Caswell, Bryony A.; Frid, Chris L.J.; Borja, Angel

Abstract

Increasingly environmental management seeks to limit the impacts of human activities on ecosystems relative to some ‘reference’ condition, which is often the presumed pre-impacted state, however such information is limited. We explore how marine ecosystems in deep time (Late Jurassic) are characterised by AZTI's Marine Biotic Index (AMBI), and how the indices responded to natural perturbations. AMBI is widely used to detect the impacts of human disturbance and to establish management targets, and this study is the first application of these indices to a fossil fauna. Our results show AMBI detected changes in past seafloor communities (well-preserved fossil deposits) that underwent regional deoxygenation in a manner analogous to those experiencing two decades of organic pollution. These findings highlight the potential for palaeoecological data to contribute to reconstructions of pre-human marine ecosystems, and hence provide information to policy makers and regulators with greater temporal context on the nature of ‘pristine’ marine ecosystems.

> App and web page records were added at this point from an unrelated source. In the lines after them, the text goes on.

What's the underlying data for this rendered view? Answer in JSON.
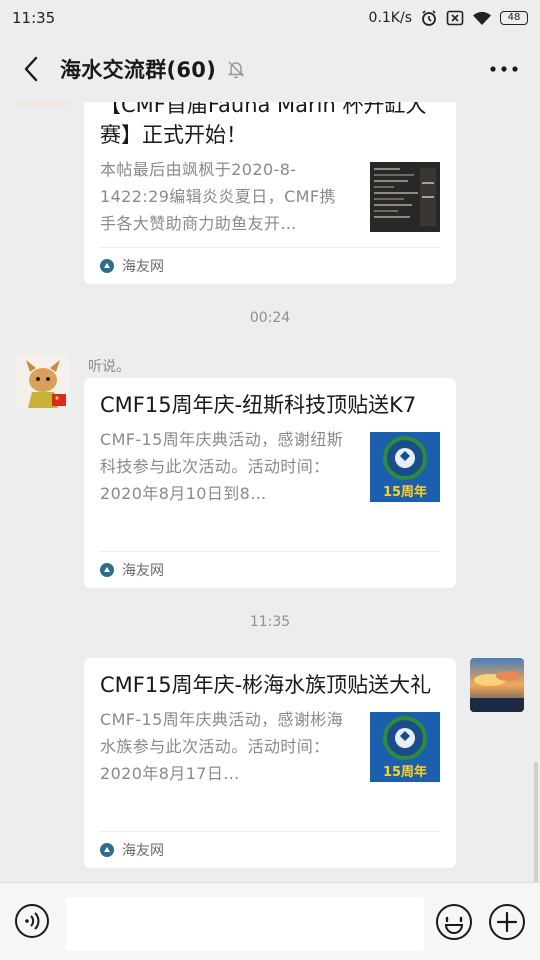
{
  "status_bar": {
    "time": "11:35",
    "network_speed": "0.1K/s",
    "battery": "48"
  },
  "header": {
    "title": "海水交流群(60)"
  },
  "messages": [
    {
      "type": "link_card",
      "title": "【CMF首届Fauna Marin 杯开缸大赛】正式开始！",
      "description": "本帖最后由飒枫于2020-8-1422:29编辑炎炎夏日，CMF携手各大赞助商力助鱼友开…",
      "source": "海友网",
      "thumb_icon": "screenshot-thumbnail"
    },
    {
      "type": "time",
      "text": "00:24"
    },
    {
      "type": "link_card",
      "sender_name": "听说。",
      "title": "CMF15周年庆-纽斯科技顶贴送K7",
      "description": "CMF-15周年庆典活动，感谢纽斯科技参与此次活动。活动时间：2020年8月10日到8…",
      "source": "海友网",
      "thumb_label": "15周年"
    },
    {
      "type": "time",
      "text": "11:35"
    },
    {
      "type": "link_card",
      "title": "CMF15周年庆-彬海水族顶贴送大礼",
      "description": "CMF-15周年庆典活动，感谢彬海水族参与此次活动。活动时间：2020年8月17日…",
      "source": "海友网",
      "thumb_label": "15周年"
    }
  ],
  "colors": {
    "background": "#ededed",
    "card": "#ffffff",
    "thumb_blue": "#1f5fb0",
    "thumb_ring": "#2e8b3a",
    "thumb_text": "#ffd21f"
  }
}
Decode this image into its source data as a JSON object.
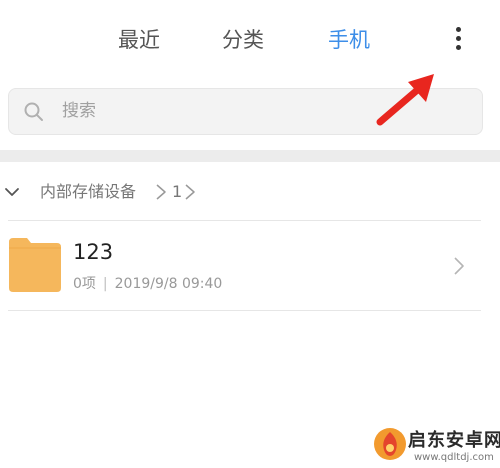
{
  "tabs": {
    "recent": "最近",
    "category": "分类",
    "phone": "手机",
    "active_color": "#3d8ee8"
  },
  "toolbar": {
    "more_icon": "more-vertical-icon"
  },
  "search": {
    "placeholder": "搜索",
    "icon": "search-icon"
  },
  "breadcrumb": {
    "root": "内部存储设备",
    "child": "1"
  },
  "files": [
    {
      "name": "123",
      "count": "0项",
      "date": "2019/9/8 09:40",
      "icon": "folder-icon",
      "icon_color": "#f5b75c"
    }
  ],
  "annotation": {
    "arrow_color": "#e8261f"
  },
  "watermark": {
    "title": "启东安卓网",
    "url": "www.qdltdj.com"
  }
}
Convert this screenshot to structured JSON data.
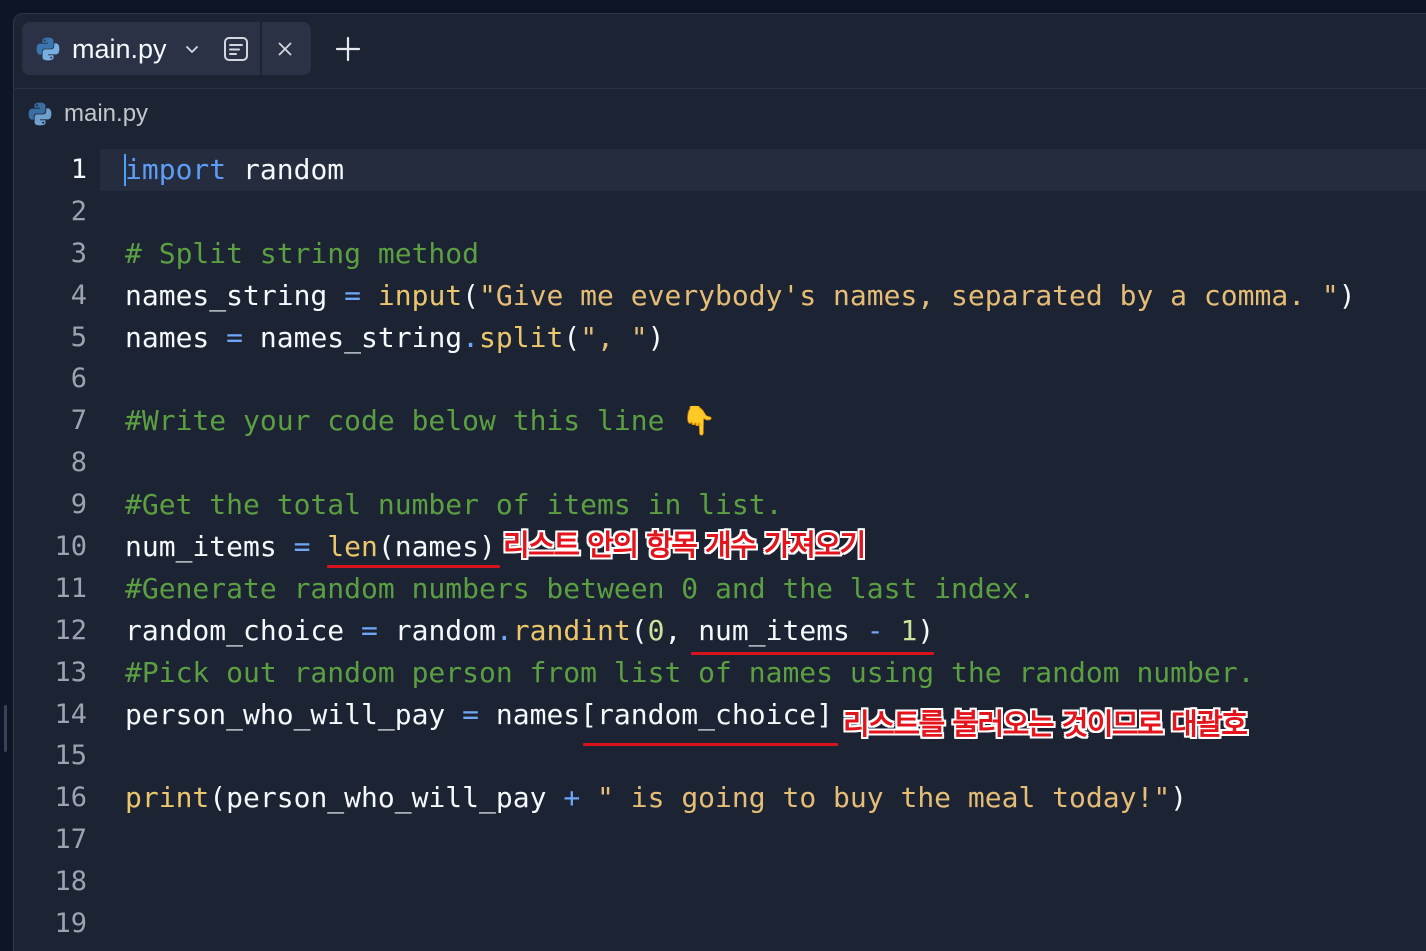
{
  "tab_bar": {
    "active_tab": {
      "label": "main.py",
      "icon": "python-icon",
      "menu_icon": "chevron-down-icon",
      "preview_icon": "file-preview-icon",
      "close_icon": "close-icon"
    },
    "new_tab_icon": "plus-icon"
  },
  "breadcrumb": {
    "icon": "python-icon",
    "label": "main.py"
  },
  "editor": {
    "active_line": 1,
    "lines": [
      {
        "number": "1",
        "tokens": [
          [
            "import",
            "#5e9df6"
          ],
          [
            " random",
            "#f5f9fc"
          ]
        ]
      },
      {
        "number": "2",
        "tokens": []
      },
      {
        "number": "3",
        "tokens": [
          [
            "# Split string method",
            "#5b9f42"
          ]
        ]
      },
      {
        "number": "4",
        "tokens": [
          [
            "names_string ",
            "#f5f9fc"
          ],
          [
            "= ",
            "#6fa6f5"
          ],
          [
            "input",
            "#ecc66c"
          ],
          [
            "(",
            "#f5f9fc"
          ],
          [
            "\"Give me everybody's names, separated by a comma. \"",
            "#e5bd76"
          ],
          [
            ")",
            "#f5f9fc"
          ]
        ]
      },
      {
        "number": "5",
        "tokens": [
          [
            "names ",
            "#f5f9fc"
          ],
          [
            "= ",
            "#6fa6f5"
          ],
          [
            "names_string",
            "#f5f9fc"
          ],
          [
            ".",
            "#6fa6f5"
          ],
          [
            "split",
            "#ecc66c"
          ],
          [
            "(",
            "#f5f9fc"
          ],
          [
            "\", \"",
            "#e5bd76"
          ],
          [
            ")",
            "#f5f9fc"
          ]
        ]
      },
      {
        "number": "6",
        "tokens": []
      },
      {
        "number": "7",
        "tokens": [
          [
            "#Write your code below this line 👇",
            "#5b9f42"
          ]
        ]
      },
      {
        "number": "8",
        "tokens": []
      },
      {
        "number": "9",
        "tokens": [
          [
            "#Get the total number of items in list.",
            "#5b9f42"
          ]
        ]
      },
      {
        "number": "10",
        "tokens": [
          [
            "num_items ",
            "#f5f9fc"
          ],
          [
            "= ",
            "#6fa6f5"
          ],
          [
            "len",
            "#ecc66c"
          ],
          [
            "(names)",
            "#f5f9fc"
          ]
        ]
      },
      {
        "number": "11",
        "tokens": [
          [
            "#Generate random numbers between 0 and the last index.",
            "#5b9f42"
          ]
        ]
      },
      {
        "number": "12",
        "tokens": [
          [
            "random_choice ",
            "#f5f9fc"
          ],
          [
            "= ",
            "#6fa6f5"
          ],
          [
            "random",
            "#f5f9fc"
          ],
          [
            ".",
            "#6fa6f5"
          ],
          [
            "randint",
            "#ecc66c"
          ],
          [
            "(",
            "#f5f9fc"
          ],
          [
            "0",
            "#cfe29a"
          ],
          [
            ", num_items ",
            "#f5f9fc"
          ],
          [
            "- ",
            "#6fa6f5"
          ],
          [
            "1",
            "#cfe29a"
          ],
          [
            ")",
            "#f5f9fc"
          ]
        ]
      },
      {
        "number": "13",
        "tokens": [
          [
            "#Pick out random person from list of names using the random number.",
            "#5b9f42"
          ]
        ]
      },
      {
        "number": "14",
        "tokens": [
          [
            "person_who_will_pay ",
            "#f5f9fc"
          ],
          [
            "= ",
            "#6fa6f5"
          ],
          [
            "names[random_choice]",
            "#f5f9fc"
          ]
        ]
      },
      {
        "number": "15",
        "tokens": []
      },
      {
        "number": "16",
        "tokens": [
          [
            "print",
            "#ecc66c"
          ],
          [
            "(person_who_will_pay ",
            "#f5f9fc"
          ],
          [
            "+ ",
            "#6fa6f5"
          ],
          [
            "\" is going to buy the meal today!\"",
            "#e5bd76"
          ],
          [
            ")",
            "#f5f9fc"
          ]
        ]
      },
      {
        "number": "17",
        "tokens": []
      },
      {
        "number": "18",
        "tokens": []
      },
      {
        "number": "19",
        "tokens": []
      }
    ]
  },
  "annotations": [
    {
      "text": "리스트 안의 항목 개수 가져오기",
      "color": "#e3141c"
    },
    {
      "text": "리스트를 불러오는 것이므로 대괄호",
      "color": "#e3141c"
    }
  ]
}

Journal Article Type Article
Publication Date 2019-03
Journal Marine Pollution Bulletin
Print ISSN 0025-326X
Publisher Elsevier
Peer Reviewed Peer Reviewed
Volume 140
Pages 472-484
DOI https://doi.org/10.1016/j.marpolbul.2019.01.068
Keywords Aquatic Science; Pollution; Oceanography
Publisher URL https://www.sciencedirect.com/science/article/pii/S0025326X19300888?via%3Dihub
Additional Information This article is maintained by: Elsevier; Article Title: An ecological status indicator for all time: Are AMBI and M-AMBI effective indicators of change in deep time?; Journal Title: Marine Pollution Bulletin; CrossRef DOI link to publisher maintained version: https://doi.org/10.1016/j.marpolbul.2019.01.068; Content Type: article; Copyright: © 2019 Elsevier Ltd. All rights reserved.